**Aim of the exercise**
What you output must match the entries exactly, apart from the pictures, which are left out.

**Excerpts from an interface dataset**
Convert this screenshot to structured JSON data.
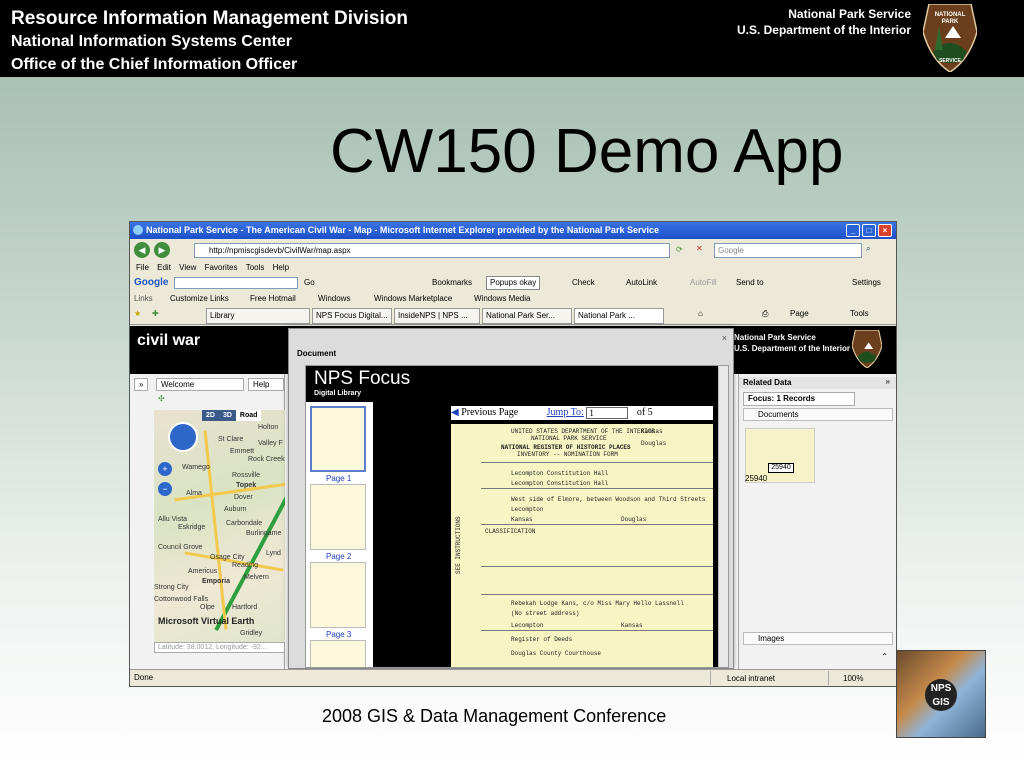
{
  "header": {
    "line1": "Resource Information Management Division",
    "line2": "National Information Systems Center",
    "line3": "Office of the Chief Information Officer",
    "agency": "National Park Service",
    "department": "U.S. Department of the Interior",
    "logo_text": "NATIONAL PARK SERVICE"
  },
  "slide_title": "CW150 Demo App",
  "footer": "2008 GIS & Data Management Conference",
  "photo_badge": "NPS GIS",
  "browser": {
    "window_title": "National Park Service - The American Civil War - Map - Microsoft Internet Explorer provided by the National Park Service",
    "url": "http://npmiscgisdevb/CivilWar/map.aspx",
    "search_placeholder": "Google",
    "menus": [
      "File",
      "Edit",
      "View",
      "Favorites",
      "Tools",
      "Help"
    ],
    "google_toolbar": {
      "logo": "Google",
      "go": "Go",
      "bookmarks": "Bookmarks",
      "popups": "Popups okay",
      "check": "Check",
      "autolink": "AutoLink",
      "autofill": "AutoFill",
      "sendto": "Send to",
      "settings": "Settings"
    },
    "links_label": "Links",
    "links": [
      "Customize Links",
      "Free Hotmail",
      "Windows",
      "Windows Marketplace",
      "Windows Media"
    ],
    "tabs": [
      "Library",
      "NPS Focus Digital...",
      "InsideNPS | NPS ...",
      "National Park Ser...",
      "National Park ..."
    ],
    "cmd": {
      "page": "Page",
      "tools": "Tools"
    },
    "status_left": "Done",
    "status_zone": "Local intranet",
    "status_zoom": "100%"
  },
  "app": {
    "title": "civil war",
    "agency": "National Park Service",
    "department": "U.S. Department of the Interior",
    "left_tabs": {
      "welcome": "Welcome",
      "help": "Help"
    },
    "map_modes": [
      "2D",
      "3D",
      "Road"
    ],
    "map_cities": [
      "Holton",
      "St Clare",
      "Valley F",
      "Emmett",
      "Rock Creek",
      "Wamego",
      "Rossville",
      "Topek",
      "Alma",
      "Dover",
      "Auburn",
      "Allu Vista",
      "Eskridge",
      "Carbondale",
      "Burlingame",
      "Council Grove",
      "Osage City",
      "Lynd",
      "Reading",
      "Americus",
      "Emporia",
      "Melvern",
      "Strong City",
      "Cottonwood Falls",
      "Olpe",
      "Hartford",
      "Gridley"
    ],
    "map_brand": "Microsoft Virtual Earth",
    "latlon": "Latitude: 38.0012, Longitude: -92...",
    "right_header": "Related Data",
    "focus_tab": "Focus: 1 Records",
    "documents": "Documents",
    "images": "Images",
    "thumb_label": "25940",
    "thumb_id": "25940"
  },
  "dialog": {
    "title": "Document",
    "nps_focus": "NPS Focus",
    "digital_library": "Digital Library",
    "prev_page": "Previous Page",
    "jump_to": "Jump To:",
    "page_value": "1",
    "of_pages": "of 5",
    "page_labels": [
      "Page 1",
      "Page 2",
      "Page 3"
    ],
    "doc_lines": [
      "UNITED STATES DEPARTMENT OF THE INTERIOR",
      "NATIONAL PARK SERVICE",
      "NATIONAL REGISTER OF HISTORIC PLACES",
      "INVENTORY -- NOMINATION FORM",
      "Kansas",
      "Douglas",
      "Lecompton Constitution Hall",
      "Lecompton Constitution Hall",
      "West side of Elmore, between Woodson and Third Streets",
      "Lecompton",
      "Kansas",
      "Douglas",
      "CLASSIFICATION",
      "Rebekah Lodge Kans, c/o Miss Mary Hello Lassnell",
      "(No street address)",
      "Lecompton",
      "Kansas",
      "Register of Deeds",
      "Douglas County Courthouse",
      "SEE INSTRUCTIONS"
    ]
  }
}
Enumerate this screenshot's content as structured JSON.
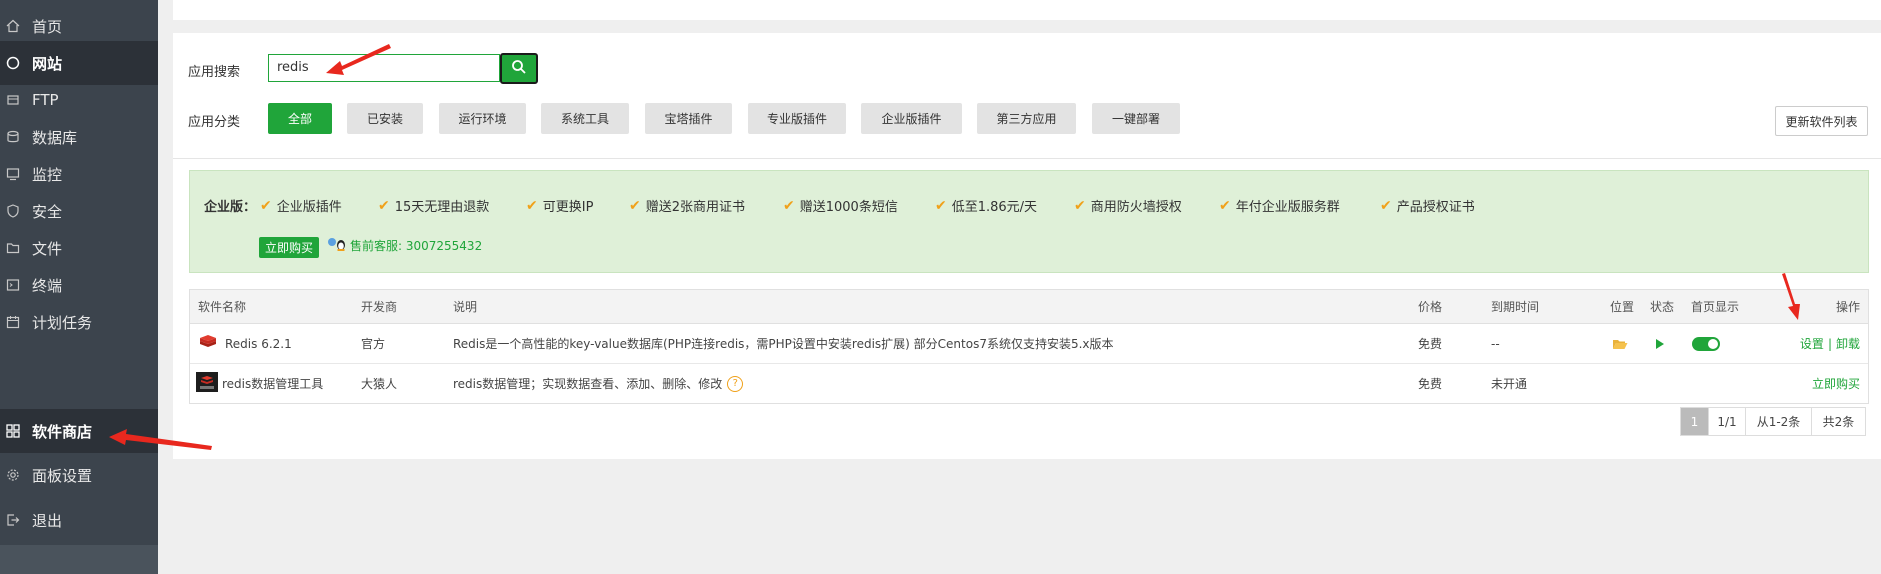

**Result below**
Convert this screenshot to structured JSON data.
{
  "header": {
    "line1": "Resource Information Management Division",
    "line2": "National Information Systems Center",
    "line3": "Office of the Chief Information Officer",
    "agency": "National Park Service",
    "department": "U.S. Department of the Interior",
    "logo_text": "NATIONAL PARK SERVICE"
  },
  "slide_title": "CW150 Demo App",
  "footer": "2008 GIS & Data Management Conference",
  "photo_badge": "NPS GIS",
  "browser": {
    "window_title": "National Park Service - The American Civil War - Map - Microsoft Internet Explorer provided by the National Park Service",
    "url": "http://npmiscgisdevb/CivilWar/map.aspx",
    "search_placeholder": "Google",
    "menus": [
      "File",
      "Edit",
      "View",
      "Favorites",
      "Tools",
      "Help"
    ],
    "google_toolbar": {
      "logo": "Google",
      "go": "Go",
      "bookmarks": "Bookmarks",
      "popups": "Popups okay",
      "check": "Check",
      "autolink": "AutoLink",
      "autofill": "AutoFill",
      "sendto": "Send to",
      "settings": "Settings"
    },
    "links_label": "Links",
    "links": [
      "Customize Links",
      "Free Hotmail",
      "Windows",
      "Windows Marketplace",
      "Windows Media"
    ],
    "tabs": [
      "Library",
      "NPS Focus Digital...",
      "InsideNPS | NPS ...",
      "National Park Ser...",
      "National Park ..."
    ],
    "cmd": {
      "page": "Page",
      "tools": "Tools"
    },
    "status_left": "Done",
    "status_zone": "Local intranet",
    "status_zoom": "100%"
  },
  "app": {
    "title": "civil war",
    "agency": "National Park Service",
    "department": "U.S. Department of the Interior",
    "left_tabs": {
      "welcome": "Welcome",
      "help": "Help"
    },
    "map_modes": [
      "2D",
      "3D",
      "Road"
    ],
    "map_cities": [
      "Holton",
      "St Clare",
      "Valley F",
      "Emmett",
      "Rock Creek",
      "Wamego",
      "Rossville",
      "Topek",
      "Alma",
      "Dover",
      "Auburn",
      "Allu Vista",
      "Eskridge",
      "Carbondale",
      "Burlingame",
      "Council Grove",
      "Osage City",
      "Lynd",
      "Reading",
      "Americus",
      "Emporia",
      "Melvern",
      "Strong City",
      "Cottonwood Falls",
      "Olpe",
      "Hartford",
      "Gridley"
    ],
    "map_brand": "Microsoft Virtual Earth",
    "latlon": "Latitude: 38.0012, Longitude: -92...",
    "right_header": "Related Data",
    "focus_tab": "Focus: 1 Records",
    "documents": "Documents",
    "images": "Images",
    "thumb_label": "25940",
    "thumb_id": "25940"
  },
  "dialog": {
    "title": "Document",
    "nps_focus": "NPS Focus",
    "digital_library": "Digital Library",
    "prev_page": "Previous Page",
    "jump_to": "Jump To:",
    "page_value": "1",
    "of_pages": "of 5",
    "page_labels": [
      "Page 1",
      "Page 2",
      "Page 3"
    ],
    "doc_lines": [
      "UNITED STATES DEPARTMENT OF THE INTERIOR",
      "NATIONAL PARK SERVICE",
      "NATIONAL REGISTER OF HISTORIC PLACES",
      "INVENTORY -- NOMINATION FORM",
      "Kansas",
      "Douglas",
      "Lecompton Constitution Hall",
      "Lecompton Constitution Hall",
      "West side of Elmore, between Woodson and Third Streets",
      "Lecompton",
      "Kansas",
      "Douglas",
      "CLASSIFICATION",
      "Rebekah Lodge Kans, c/o Miss Mary Hello Lassnell",
      "(No street address)",
      "Lecompton",
      "Kansas",
      "Register of Deeds",
      "Douglas County Courthouse",
      "SEE INSTRUCTIONS"
    ]
  }
}
Enumerate this screenshot's content as structured JSON.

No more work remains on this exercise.